§ Data about app and page elements:
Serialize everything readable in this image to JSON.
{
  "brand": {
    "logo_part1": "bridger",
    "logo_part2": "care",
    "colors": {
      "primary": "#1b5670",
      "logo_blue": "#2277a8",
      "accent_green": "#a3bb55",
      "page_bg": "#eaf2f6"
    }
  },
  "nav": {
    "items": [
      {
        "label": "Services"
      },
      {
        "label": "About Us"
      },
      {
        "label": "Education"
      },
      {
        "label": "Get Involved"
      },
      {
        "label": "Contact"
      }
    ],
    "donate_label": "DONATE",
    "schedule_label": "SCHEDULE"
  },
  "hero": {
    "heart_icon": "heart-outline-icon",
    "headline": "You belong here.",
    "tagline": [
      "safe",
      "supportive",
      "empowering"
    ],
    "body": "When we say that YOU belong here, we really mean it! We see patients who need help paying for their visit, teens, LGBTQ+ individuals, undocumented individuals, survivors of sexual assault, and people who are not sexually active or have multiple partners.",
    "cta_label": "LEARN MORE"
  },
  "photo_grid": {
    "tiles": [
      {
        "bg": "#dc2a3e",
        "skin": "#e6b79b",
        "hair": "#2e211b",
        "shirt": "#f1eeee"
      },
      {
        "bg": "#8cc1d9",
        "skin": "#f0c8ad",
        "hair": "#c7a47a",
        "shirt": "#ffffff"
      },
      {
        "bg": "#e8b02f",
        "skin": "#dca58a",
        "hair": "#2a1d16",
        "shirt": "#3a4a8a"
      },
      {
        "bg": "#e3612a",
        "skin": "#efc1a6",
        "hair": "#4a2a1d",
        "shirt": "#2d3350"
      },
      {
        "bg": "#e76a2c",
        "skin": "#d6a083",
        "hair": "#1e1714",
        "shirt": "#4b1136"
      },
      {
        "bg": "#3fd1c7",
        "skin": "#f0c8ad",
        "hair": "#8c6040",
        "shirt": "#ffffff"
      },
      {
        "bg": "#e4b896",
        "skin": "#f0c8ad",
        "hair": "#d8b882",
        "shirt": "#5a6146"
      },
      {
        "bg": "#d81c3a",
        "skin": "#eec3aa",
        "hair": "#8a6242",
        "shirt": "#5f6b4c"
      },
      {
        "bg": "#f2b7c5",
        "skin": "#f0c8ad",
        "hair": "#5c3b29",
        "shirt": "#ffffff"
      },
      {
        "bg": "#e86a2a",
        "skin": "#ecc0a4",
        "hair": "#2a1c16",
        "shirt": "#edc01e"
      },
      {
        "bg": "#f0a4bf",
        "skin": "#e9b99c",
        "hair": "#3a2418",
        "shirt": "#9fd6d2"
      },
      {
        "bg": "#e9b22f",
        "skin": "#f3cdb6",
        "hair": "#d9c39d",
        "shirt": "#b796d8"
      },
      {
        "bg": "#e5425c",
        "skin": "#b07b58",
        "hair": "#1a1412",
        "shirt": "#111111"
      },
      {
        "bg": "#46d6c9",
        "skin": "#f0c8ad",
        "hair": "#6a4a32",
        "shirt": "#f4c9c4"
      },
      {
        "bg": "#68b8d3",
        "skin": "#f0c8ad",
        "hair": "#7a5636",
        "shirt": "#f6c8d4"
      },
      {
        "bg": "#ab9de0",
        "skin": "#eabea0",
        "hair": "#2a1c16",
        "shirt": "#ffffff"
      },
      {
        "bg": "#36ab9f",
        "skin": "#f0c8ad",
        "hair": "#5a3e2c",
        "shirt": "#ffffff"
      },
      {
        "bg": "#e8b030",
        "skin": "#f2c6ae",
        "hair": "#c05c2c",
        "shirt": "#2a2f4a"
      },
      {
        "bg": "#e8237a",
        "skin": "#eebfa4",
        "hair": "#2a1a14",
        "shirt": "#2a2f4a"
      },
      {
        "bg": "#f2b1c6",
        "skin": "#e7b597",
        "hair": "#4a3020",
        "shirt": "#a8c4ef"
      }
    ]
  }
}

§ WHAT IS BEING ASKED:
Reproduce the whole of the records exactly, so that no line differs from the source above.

§ TASK SOLUTION:
Serialize everything readable in this image to JSON.
{
  "brand": {
    "logo_part1": "bridger",
    "logo_part2": "care",
    "colors": {
      "primary": "#1b5670",
      "logo_blue": "#2277a8",
      "accent_green": "#a3bb55",
      "page_bg": "#eaf2f6"
    }
  },
  "nav": {
    "items": [
      {
        "label": "Services"
      },
      {
        "label": "About Us"
      },
      {
        "label": "Education"
      },
      {
        "label": "Get Involved"
      },
      {
        "label": "Contact"
      }
    ],
    "donate_label": "DONATE",
    "schedule_label": "SCHEDULE"
  },
  "hero": {
    "heart_icon": "heart-outline-icon",
    "headline": "You belong here.",
    "tagline": [
      "safe",
      "supportive",
      "empowering"
    ],
    "body": "When we say that YOU belong here, we really mean it! We see patients who need help paying for their visit, teens, LGBTQ+ individuals, undocumented individuals, survivors of sexual assault, and people who are not sexually active or have multiple partners.",
    "cta_label": "LEARN MORE"
  },
  "photo_grid": {
    "tiles": [
      {
        "bg": "#dc2a3e",
        "skin": "#e6b79b",
        "hair": "#2e211b",
        "shirt": "#f1eeee"
      },
      {
        "bg": "#8cc1d9",
        "skin": "#f0c8ad",
        "hair": "#c7a47a",
        "shirt": "#ffffff"
      },
      {
        "bg": "#e8b02f",
        "skin": "#dca58a",
        "hair": "#2a1d16",
        "shirt": "#3a4a8a"
      },
      {
        "bg": "#e3612a",
        "skin": "#efc1a6",
        "hair": "#4a2a1d",
        "shirt": "#2d3350"
      },
      {
        "bg": "#e76a2c",
        "skin": "#d6a083",
        "hair": "#1e1714",
        "shirt": "#4b1136"
      },
      {
        "bg": "#3fd1c7",
        "skin": "#f0c8ad",
        "hair": "#8c6040",
        "shirt": "#ffffff"
      },
      {
        "bg": "#e4b896",
        "skin": "#f0c8ad",
        "hair": "#d8b882",
        "shirt": "#5a6146"
      },
      {
        "bg": "#d81c3a",
        "skin": "#eec3aa",
        "hair": "#8a6242",
        "shirt": "#5f6b4c"
      },
      {
        "bg": "#f2b7c5",
        "skin": "#f0c8ad",
        "hair": "#5c3b29",
        "shirt": "#ffffff"
      },
      {
        "bg": "#e86a2a",
        "skin": "#ecc0a4",
        "hair": "#2a1c16",
        "shirt": "#edc01e"
      },
      {
        "bg": "#f0a4bf",
        "skin": "#e9b99c",
        "hair": "#3a2418",
        "shirt": "#9fd6d2"
      },
      {
        "bg": "#e9b22f",
        "skin": "#f3cdb6",
        "hair": "#d9c39d",
        "shirt": "#b796d8"
      },
      {
        "bg": "#e5425c",
        "skin": "#b07b58",
        "hair": "#1a1412",
        "shirt": "#111111"
      },
      {
        "bg": "#46d6c9",
        "skin": "#f0c8ad",
        "hair": "#6a4a32",
        "shirt": "#f4c9c4"
      },
      {
        "bg": "#68b8d3",
        "skin": "#f0c8ad",
        "hair": "#7a5636",
        "shirt": "#f6c8d4"
      },
      {
        "bg": "#ab9de0",
        "skin": "#eabea0",
        "hair": "#2a1c16",
        "shirt": "#ffffff"
      },
      {
        "bg": "#36ab9f",
        "skin": "#f0c8ad",
        "hair": "#5a3e2c",
        "shirt": "#ffffff"
      },
      {
        "bg": "#e8b030",
        "skin": "#f2c6ae",
        "hair": "#c05c2c",
        "shirt": "#2a2f4a"
      },
      {
        "bg": "#e8237a",
        "skin": "#eebfa4",
        "hair": "#2a1a14",
        "shirt": "#2a2f4a"
      },
      {
        "bg": "#f2b1c6",
        "skin": "#e7b597",
        "hair": "#4a3020",
        "shirt": "#a8c4ef"
      }
    ]
  }
}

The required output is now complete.